Adistinct difference in the last days that indicates this time period has not yet occurred is there will be no war. It says in Isaiah 2:4, “they shall beat their swords into plowshares, and their spears into pruninghooks: nations shall not lift up sword against nation, neither shall they learn war any more.” This description is in stark contrast to what we are experiencing in the world today. At the time when Isaiah delivered his message, Judah’s army played an important role in the lifestyle of its people.

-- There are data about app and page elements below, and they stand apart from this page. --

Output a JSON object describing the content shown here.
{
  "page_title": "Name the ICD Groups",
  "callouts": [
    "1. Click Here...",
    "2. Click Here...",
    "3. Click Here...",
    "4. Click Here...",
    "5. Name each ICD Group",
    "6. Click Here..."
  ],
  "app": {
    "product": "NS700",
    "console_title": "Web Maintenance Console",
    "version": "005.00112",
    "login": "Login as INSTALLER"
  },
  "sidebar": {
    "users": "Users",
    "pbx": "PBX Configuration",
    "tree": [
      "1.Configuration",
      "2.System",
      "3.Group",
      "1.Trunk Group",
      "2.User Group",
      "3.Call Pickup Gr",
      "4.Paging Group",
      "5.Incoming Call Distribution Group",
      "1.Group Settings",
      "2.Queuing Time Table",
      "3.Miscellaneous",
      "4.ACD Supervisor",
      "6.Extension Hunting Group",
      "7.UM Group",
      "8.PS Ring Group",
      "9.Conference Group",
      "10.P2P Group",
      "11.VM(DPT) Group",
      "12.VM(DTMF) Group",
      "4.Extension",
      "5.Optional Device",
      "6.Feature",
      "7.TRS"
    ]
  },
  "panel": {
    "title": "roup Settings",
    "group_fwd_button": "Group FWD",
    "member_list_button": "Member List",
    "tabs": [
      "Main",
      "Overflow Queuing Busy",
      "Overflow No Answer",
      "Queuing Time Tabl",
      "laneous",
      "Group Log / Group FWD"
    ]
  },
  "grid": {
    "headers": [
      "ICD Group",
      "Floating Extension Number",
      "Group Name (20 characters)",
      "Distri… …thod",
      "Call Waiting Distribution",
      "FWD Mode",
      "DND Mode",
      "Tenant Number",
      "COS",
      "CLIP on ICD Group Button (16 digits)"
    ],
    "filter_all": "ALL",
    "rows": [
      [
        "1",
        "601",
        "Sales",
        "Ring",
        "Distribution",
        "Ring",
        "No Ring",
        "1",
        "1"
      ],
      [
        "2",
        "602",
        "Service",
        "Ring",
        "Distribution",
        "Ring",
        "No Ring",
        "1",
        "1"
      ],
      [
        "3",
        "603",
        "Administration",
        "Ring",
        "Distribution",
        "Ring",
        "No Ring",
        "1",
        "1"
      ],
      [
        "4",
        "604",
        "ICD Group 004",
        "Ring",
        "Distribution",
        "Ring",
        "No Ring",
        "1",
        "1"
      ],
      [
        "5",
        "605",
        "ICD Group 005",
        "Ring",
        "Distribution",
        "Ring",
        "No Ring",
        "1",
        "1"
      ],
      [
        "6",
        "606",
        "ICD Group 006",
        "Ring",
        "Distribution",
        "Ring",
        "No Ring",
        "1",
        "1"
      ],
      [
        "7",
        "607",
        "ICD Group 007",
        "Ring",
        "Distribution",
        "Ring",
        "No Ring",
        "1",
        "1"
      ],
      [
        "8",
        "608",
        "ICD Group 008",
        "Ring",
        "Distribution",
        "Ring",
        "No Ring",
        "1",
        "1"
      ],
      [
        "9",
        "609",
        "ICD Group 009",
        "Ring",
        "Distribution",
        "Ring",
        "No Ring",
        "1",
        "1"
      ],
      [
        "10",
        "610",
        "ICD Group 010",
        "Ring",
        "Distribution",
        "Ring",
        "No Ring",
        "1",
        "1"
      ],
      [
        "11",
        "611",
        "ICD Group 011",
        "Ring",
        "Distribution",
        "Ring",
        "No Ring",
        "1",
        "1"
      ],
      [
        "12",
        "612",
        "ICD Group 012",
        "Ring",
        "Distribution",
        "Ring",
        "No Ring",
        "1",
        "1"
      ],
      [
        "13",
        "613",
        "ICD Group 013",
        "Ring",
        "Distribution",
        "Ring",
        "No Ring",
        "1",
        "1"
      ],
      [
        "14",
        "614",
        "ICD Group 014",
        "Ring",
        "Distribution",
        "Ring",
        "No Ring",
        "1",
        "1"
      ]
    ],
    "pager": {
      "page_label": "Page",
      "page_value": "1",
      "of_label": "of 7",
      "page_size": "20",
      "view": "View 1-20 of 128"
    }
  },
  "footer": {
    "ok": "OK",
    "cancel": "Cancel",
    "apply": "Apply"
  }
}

The thought that weapons would no longer be needed must have made the people wonder if Isaiah had lost his mind.

Within the context of the last days, Isaiah talked about a day in which “the LORD alone shall be exalted” (Isaiah 2:11, 17). The Hebrew word translated day in this verse is yôwm (yome). Yowm can refer to a 24-hour period of time, but within the context of the last days, Isaiah was most likely focusing on the beginning or initiation of the last days, which would occur when the LORD was exalted over all other rulers on earth. “Yowm can also signify a period of time of unspecified duration” (3117). In that case, Isaiah may have been suggesting that the day of the LORD would begin during the last days and continue on for an indefinite period of time.

A characteristic of the last days that Isaiah made clear was that it would take place on this side of eternity. In other words, time will exist during the last days, so life as we know it will still be going on. With this in mind, it is understandable why the people thought the Messiah, Jesus, would establish his kingdom immediately. The point the people of Judah missed was that God’s kingdom would include everyone. The integration of Jewish and Gentile cultures had not taken place when Jesus was born. Therefore, God had to first make a way for everyone to know the LORD.